As a collector, I actively buy and sell quality material. I very much like to trade material and will trade agate hunting locations.
I love to exchange ideas on hunting, cutting, and displaying. I enjoy digging and sharing a good campfire.
For more information on agate formation and collecting areas, see my book at: http://agateswithinclusions.com/book
Do you hunt anywhere in southern California?
There are geode beds some 60-70 miles northeast, south of a town called Blythe, CA. I live near the Salton Sea, I have found few whole geodes. The rest have been opened. I have found a fiery red sagenite connected to host rock, about half an inch thick, maybe 6 inches wide.
I’m doing my best to fine someone in southern California that is able to cut some of my best finds.

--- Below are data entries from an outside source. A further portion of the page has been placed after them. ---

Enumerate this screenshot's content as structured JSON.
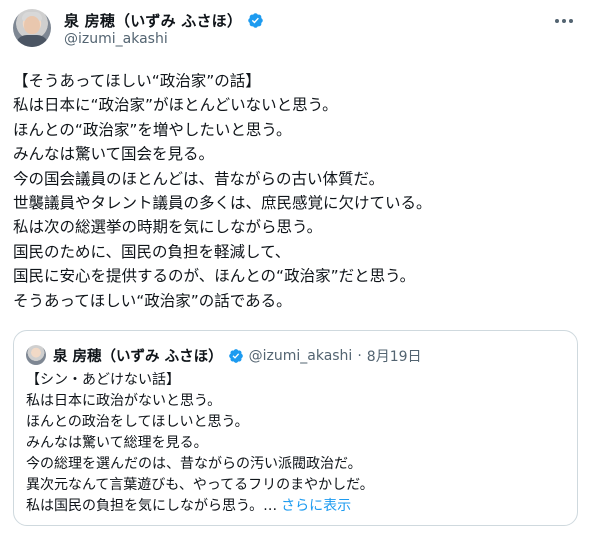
{
  "author": {
    "display_name": "泉 房穂（いずみ ふさほ）",
    "handle": "@izumi_akashi",
    "verified": true,
    "accent_color": "#1d9bf0"
  },
  "tweet": {
    "lines": [
      "【そうあってほしい“政治家”の話】",
      "私は日本に“政治家”がほとんどいないと思う。",
      "ほんとの“政治家”を増やしたいと思う。",
      "みんなは驚いて国会を見る。",
      "今の国会議員のほとんどは、昔ながらの古い体質だ。",
      "世襲議員やタレント議員の多くは、庶民感覚に欠けている。",
      "私は次の総選挙の時期を気にしながら思う。",
      "国民のために、国民の負担を軽減して、",
      "国民に安心を提供するのが、ほんとの“政治家”だと思う。",
      "そうあってほしい“政治家”の話である。"
    ]
  },
  "quoted": {
    "display_name": "泉 房穂（いずみ ふさほ）",
    "handle": "@izumi_akashi",
    "separator": "·",
    "date": "8月19日",
    "lines": [
      "【シン・あどけない話】",
      "私は日本に政治がないと思う。",
      "ほんとの政治をしてほしいと思う。",
      "みんなは驚いて総理を見る。",
      "今の総理を選んだのは、昔ながらの汚い派閥政治だ。",
      "異次元なんて言葉遊びも、やってるフリのまやかしだ。"
    ],
    "last_line": "私は国民の負担を気にしながら思う。…",
    "show_more": "さらに表示"
  },
  "icons": {
    "verified": "verified-badge-icon",
    "more": "more-options-icon"
  }
}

Adam, find a nearby lapidary to cut your finds, they will be the best-equipped and best-experienced for the job. It will cost you a small fee, but you may get lucky and they may offer to buy from you if what they cut turns out to be of great quality.
I’ll be hitting those same geode areas you’re talking about (I’m near Riverside) mid-Feb.

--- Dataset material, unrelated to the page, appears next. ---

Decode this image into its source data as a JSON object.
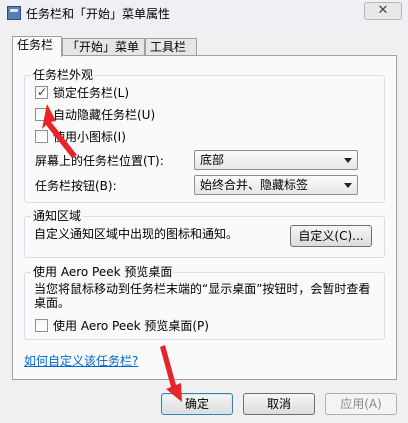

Thank you for helping out Adam. I hope you found great stuff on your February trip.
I am sorry to take so long to respond. Yes, I have spend years hunting Southern California. I am originally from Ventura. I am familiar with the Wiley Well Geode deposits. I suggest you contact a local gem and mineral club. You should find some by Googling Rock clubs. People in those clubs will have saws. Also often rock shops will cut material for a fee or on a share basis. Good luck and have fun with this hobby.

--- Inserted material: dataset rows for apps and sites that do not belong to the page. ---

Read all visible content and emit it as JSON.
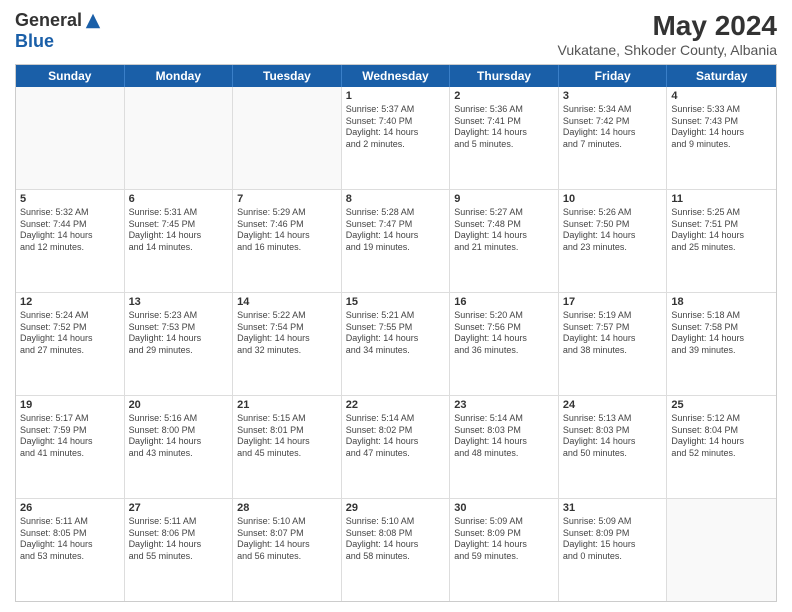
{
  "header": {
    "logo_general": "General",
    "logo_blue": "Blue",
    "month_year": "May 2024",
    "location": "Vukatane, Shkoder County, Albania"
  },
  "weekdays": [
    "Sunday",
    "Monday",
    "Tuesday",
    "Wednesday",
    "Thursday",
    "Friday",
    "Saturday"
  ],
  "weeks": [
    [
      {
        "day": "",
        "lines": []
      },
      {
        "day": "",
        "lines": []
      },
      {
        "day": "",
        "lines": []
      },
      {
        "day": "1",
        "lines": [
          "Sunrise: 5:37 AM",
          "Sunset: 7:40 PM",
          "Daylight: 14 hours",
          "and 2 minutes."
        ]
      },
      {
        "day": "2",
        "lines": [
          "Sunrise: 5:36 AM",
          "Sunset: 7:41 PM",
          "Daylight: 14 hours",
          "and 5 minutes."
        ]
      },
      {
        "day": "3",
        "lines": [
          "Sunrise: 5:34 AM",
          "Sunset: 7:42 PM",
          "Daylight: 14 hours",
          "and 7 minutes."
        ]
      },
      {
        "day": "4",
        "lines": [
          "Sunrise: 5:33 AM",
          "Sunset: 7:43 PM",
          "Daylight: 14 hours",
          "and 9 minutes."
        ]
      }
    ],
    [
      {
        "day": "5",
        "lines": [
          "Sunrise: 5:32 AM",
          "Sunset: 7:44 PM",
          "Daylight: 14 hours",
          "and 12 minutes."
        ]
      },
      {
        "day": "6",
        "lines": [
          "Sunrise: 5:31 AM",
          "Sunset: 7:45 PM",
          "Daylight: 14 hours",
          "and 14 minutes."
        ]
      },
      {
        "day": "7",
        "lines": [
          "Sunrise: 5:29 AM",
          "Sunset: 7:46 PM",
          "Daylight: 14 hours",
          "and 16 minutes."
        ]
      },
      {
        "day": "8",
        "lines": [
          "Sunrise: 5:28 AM",
          "Sunset: 7:47 PM",
          "Daylight: 14 hours",
          "and 19 minutes."
        ]
      },
      {
        "day": "9",
        "lines": [
          "Sunrise: 5:27 AM",
          "Sunset: 7:48 PM",
          "Daylight: 14 hours",
          "and 21 minutes."
        ]
      },
      {
        "day": "10",
        "lines": [
          "Sunrise: 5:26 AM",
          "Sunset: 7:50 PM",
          "Daylight: 14 hours",
          "and 23 minutes."
        ]
      },
      {
        "day": "11",
        "lines": [
          "Sunrise: 5:25 AM",
          "Sunset: 7:51 PM",
          "Daylight: 14 hours",
          "and 25 minutes."
        ]
      }
    ],
    [
      {
        "day": "12",
        "lines": [
          "Sunrise: 5:24 AM",
          "Sunset: 7:52 PM",
          "Daylight: 14 hours",
          "and 27 minutes."
        ]
      },
      {
        "day": "13",
        "lines": [
          "Sunrise: 5:23 AM",
          "Sunset: 7:53 PM",
          "Daylight: 14 hours",
          "and 29 minutes."
        ]
      },
      {
        "day": "14",
        "lines": [
          "Sunrise: 5:22 AM",
          "Sunset: 7:54 PM",
          "Daylight: 14 hours",
          "and 32 minutes."
        ]
      },
      {
        "day": "15",
        "lines": [
          "Sunrise: 5:21 AM",
          "Sunset: 7:55 PM",
          "Daylight: 14 hours",
          "and 34 minutes."
        ]
      },
      {
        "day": "16",
        "lines": [
          "Sunrise: 5:20 AM",
          "Sunset: 7:56 PM",
          "Daylight: 14 hours",
          "and 36 minutes."
        ]
      },
      {
        "day": "17",
        "lines": [
          "Sunrise: 5:19 AM",
          "Sunset: 7:57 PM",
          "Daylight: 14 hours",
          "and 38 minutes."
        ]
      },
      {
        "day": "18",
        "lines": [
          "Sunrise: 5:18 AM",
          "Sunset: 7:58 PM",
          "Daylight: 14 hours",
          "and 39 minutes."
        ]
      }
    ],
    [
      {
        "day": "19",
        "lines": [
          "Sunrise: 5:17 AM",
          "Sunset: 7:59 PM",
          "Daylight: 14 hours",
          "and 41 minutes."
        ]
      },
      {
        "day": "20",
        "lines": [
          "Sunrise: 5:16 AM",
          "Sunset: 8:00 PM",
          "Daylight: 14 hours",
          "and 43 minutes."
        ]
      },
      {
        "day": "21",
        "lines": [
          "Sunrise: 5:15 AM",
          "Sunset: 8:01 PM",
          "Daylight: 14 hours",
          "and 45 minutes."
        ]
      },
      {
        "day": "22",
        "lines": [
          "Sunrise: 5:14 AM",
          "Sunset: 8:02 PM",
          "Daylight: 14 hours",
          "and 47 minutes."
        ]
      },
      {
        "day": "23",
        "lines": [
          "Sunrise: 5:14 AM",
          "Sunset: 8:03 PM",
          "Daylight: 14 hours",
          "and 48 minutes."
        ]
      },
      {
        "day": "24",
        "lines": [
          "Sunrise: 5:13 AM",
          "Sunset: 8:03 PM",
          "Daylight: 14 hours",
          "and 50 minutes."
        ]
      },
      {
        "day": "25",
        "lines": [
          "Sunrise: 5:12 AM",
          "Sunset: 8:04 PM",
          "Daylight: 14 hours",
          "and 52 minutes."
        ]
      }
    ],
    [
      {
        "day": "26",
        "lines": [
          "Sunrise: 5:11 AM",
          "Sunset: 8:05 PM",
          "Daylight: 14 hours",
          "and 53 minutes."
        ]
      },
      {
        "day": "27",
        "lines": [
          "Sunrise: 5:11 AM",
          "Sunset: 8:06 PM",
          "Daylight: 14 hours",
          "and 55 minutes."
        ]
      },
      {
        "day": "28",
        "lines": [
          "Sunrise: 5:10 AM",
          "Sunset: 8:07 PM",
          "Daylight: 14 hours",
          "and 56 minutes."
        ]
      },
      {
        "day": "29",
        "lines": [
          "Sunrise: 5:10 AM",
          "Sunset: 8:08 PM",
          "Daylight: 14 hours",
          "and 58 minutes."
        ]
      },
      {
        "day": "30",
        "lines": [
          "Sunrise: 5:09 AM",
          "Sunset: 8:09 PM",
          "Daylight: 14 hours",
          "and 59 minutes."
        ]
      },
      {
        "day": "31",
        "lines": [
          "Sunrise: 5:09 AM",
          "Sunset: 8:09 PM",
          "Daylight: 15 hours",
          "and 0 minutes."
        ]
      },
      {
        "day": "",
        "lines": []
      }
    ]
  ]
}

I appreciate your agates with inclusions site. I was searching for info on a slab of Sagenite I have, a gift from my cousin David Hill. Dave and Jim and their dad, my favorite Uncle Ray, were very serious rockhounds from Colton, OR. I grew up in eastern Oregon, on a ranch out of Vale. This area being such rich grounds for fine rock specimens of many kinds, my rockhound family visited quite often and I followed them over lots of Malheur County. They were after petrified wood at Cow Valley, fossils and wood around Twin Springs, thunder eggs in Sucker Creek, swamp bottom at Willow Creek and you certainly know of plume agate at Graveyard Pt. I have a nice petrified pine cone I found near Willow Ck.
Dave got a Masters in rockhounding from OSU and spent his career with Union Oil; usually between Ventura, CA and Anchorage. I googled David Hill and criminy, there must be a dozen + who have made the news and can be found on a www search.
I’m getting together 3 or 4 of my specimens for my granddaughter’s second grade science class study on “Rocks”. Thanks again for the info on your good website. I’d sure like to stop by your agate collection sometime.
Your family comes from some agate rich areas. I have hunted the Succor Creek area quite a lot. There is some nice material from there. You are welcome to stop by and see my collection any time. I live near Sedona, Arizona. We might even do an agate hunt near here.